**TASK REQUIREMENTS**
Gather the lines below that include the string "active", copying each in full.

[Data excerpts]
▶
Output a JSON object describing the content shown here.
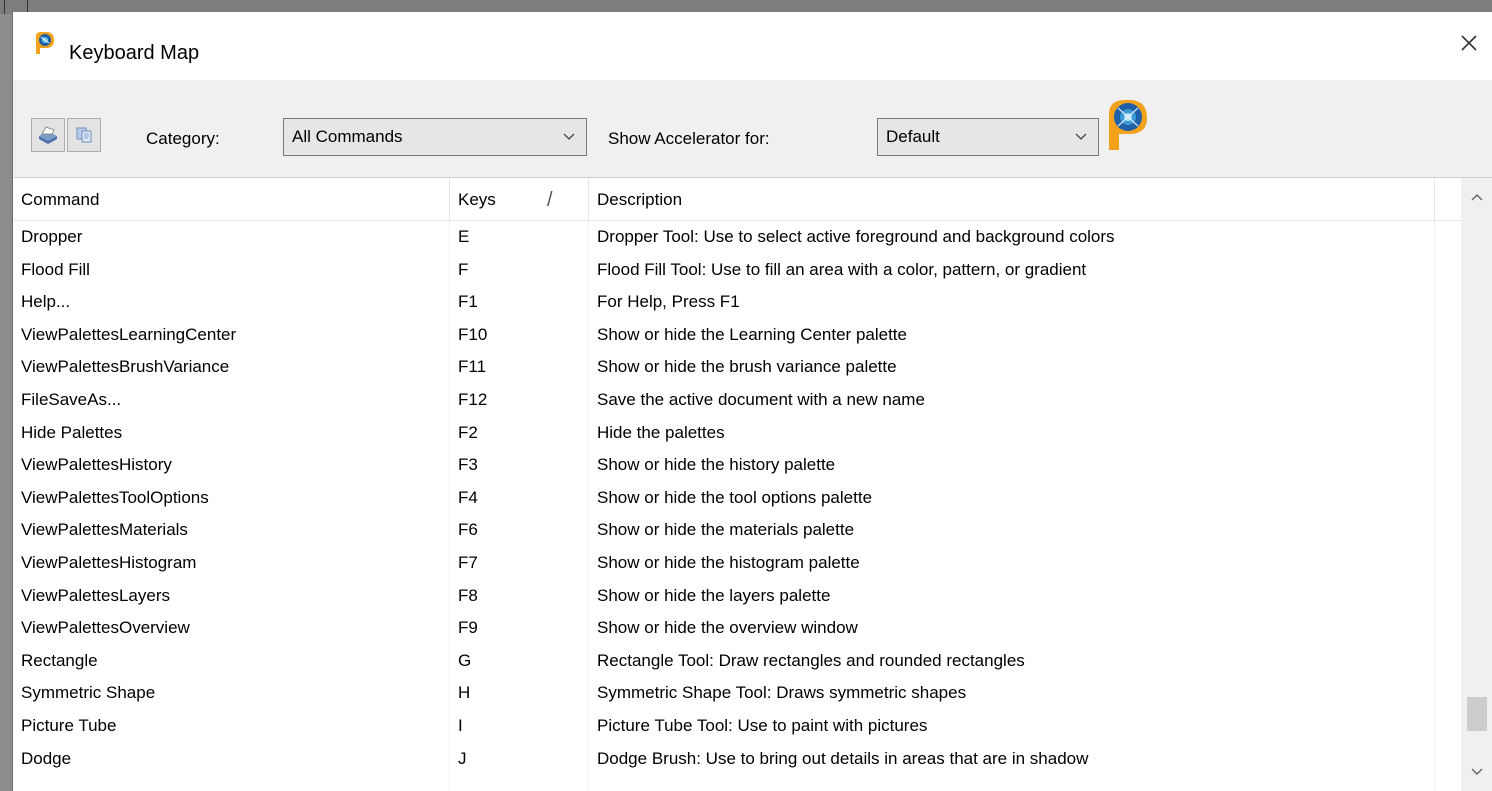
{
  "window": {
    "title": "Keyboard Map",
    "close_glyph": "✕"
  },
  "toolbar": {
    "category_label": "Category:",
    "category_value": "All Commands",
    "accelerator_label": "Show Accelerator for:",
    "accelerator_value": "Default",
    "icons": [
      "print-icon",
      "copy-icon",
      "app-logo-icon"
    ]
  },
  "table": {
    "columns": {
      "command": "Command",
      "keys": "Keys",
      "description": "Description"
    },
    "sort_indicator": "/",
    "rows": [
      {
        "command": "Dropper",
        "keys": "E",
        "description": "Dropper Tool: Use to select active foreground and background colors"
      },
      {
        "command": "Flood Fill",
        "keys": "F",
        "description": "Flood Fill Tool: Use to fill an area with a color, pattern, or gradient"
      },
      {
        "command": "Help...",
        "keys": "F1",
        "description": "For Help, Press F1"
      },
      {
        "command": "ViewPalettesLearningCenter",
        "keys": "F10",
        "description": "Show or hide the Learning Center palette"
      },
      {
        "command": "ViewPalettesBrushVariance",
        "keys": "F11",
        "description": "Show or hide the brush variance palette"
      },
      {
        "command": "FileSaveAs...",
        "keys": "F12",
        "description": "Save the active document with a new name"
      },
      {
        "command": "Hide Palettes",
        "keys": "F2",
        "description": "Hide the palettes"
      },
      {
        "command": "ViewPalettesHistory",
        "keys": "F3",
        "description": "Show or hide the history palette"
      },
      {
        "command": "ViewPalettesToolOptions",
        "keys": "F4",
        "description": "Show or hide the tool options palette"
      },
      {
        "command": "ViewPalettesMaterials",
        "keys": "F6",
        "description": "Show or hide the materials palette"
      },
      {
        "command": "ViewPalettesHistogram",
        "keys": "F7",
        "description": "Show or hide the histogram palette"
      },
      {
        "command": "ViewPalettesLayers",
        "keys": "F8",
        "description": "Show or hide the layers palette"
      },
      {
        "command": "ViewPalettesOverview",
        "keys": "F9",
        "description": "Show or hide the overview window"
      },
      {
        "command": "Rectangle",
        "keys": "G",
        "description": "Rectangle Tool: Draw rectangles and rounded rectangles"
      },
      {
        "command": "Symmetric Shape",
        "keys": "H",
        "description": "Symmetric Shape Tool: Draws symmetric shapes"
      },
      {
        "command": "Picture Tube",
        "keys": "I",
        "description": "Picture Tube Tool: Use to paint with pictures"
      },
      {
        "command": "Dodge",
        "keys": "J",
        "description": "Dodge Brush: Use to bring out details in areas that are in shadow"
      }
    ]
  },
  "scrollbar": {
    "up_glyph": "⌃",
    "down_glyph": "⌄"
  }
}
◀
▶
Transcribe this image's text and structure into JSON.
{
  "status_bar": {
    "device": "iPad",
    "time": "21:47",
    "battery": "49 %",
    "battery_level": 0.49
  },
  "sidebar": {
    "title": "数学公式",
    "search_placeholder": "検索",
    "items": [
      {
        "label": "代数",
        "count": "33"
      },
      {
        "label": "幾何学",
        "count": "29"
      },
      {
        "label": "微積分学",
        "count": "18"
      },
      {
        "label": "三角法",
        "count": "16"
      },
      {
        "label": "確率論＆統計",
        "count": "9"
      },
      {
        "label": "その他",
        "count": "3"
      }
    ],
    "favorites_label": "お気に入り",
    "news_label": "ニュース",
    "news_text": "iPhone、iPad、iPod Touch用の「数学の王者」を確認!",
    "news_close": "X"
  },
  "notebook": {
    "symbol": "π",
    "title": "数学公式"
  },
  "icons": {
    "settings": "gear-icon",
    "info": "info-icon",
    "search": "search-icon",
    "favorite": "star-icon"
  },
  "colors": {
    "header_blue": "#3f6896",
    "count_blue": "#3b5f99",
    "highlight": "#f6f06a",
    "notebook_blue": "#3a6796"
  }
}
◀
**REPLY**
        "description": "Dropper Tool: Use to select active foreground and background colors"
        "description": "Save the active document with a new name"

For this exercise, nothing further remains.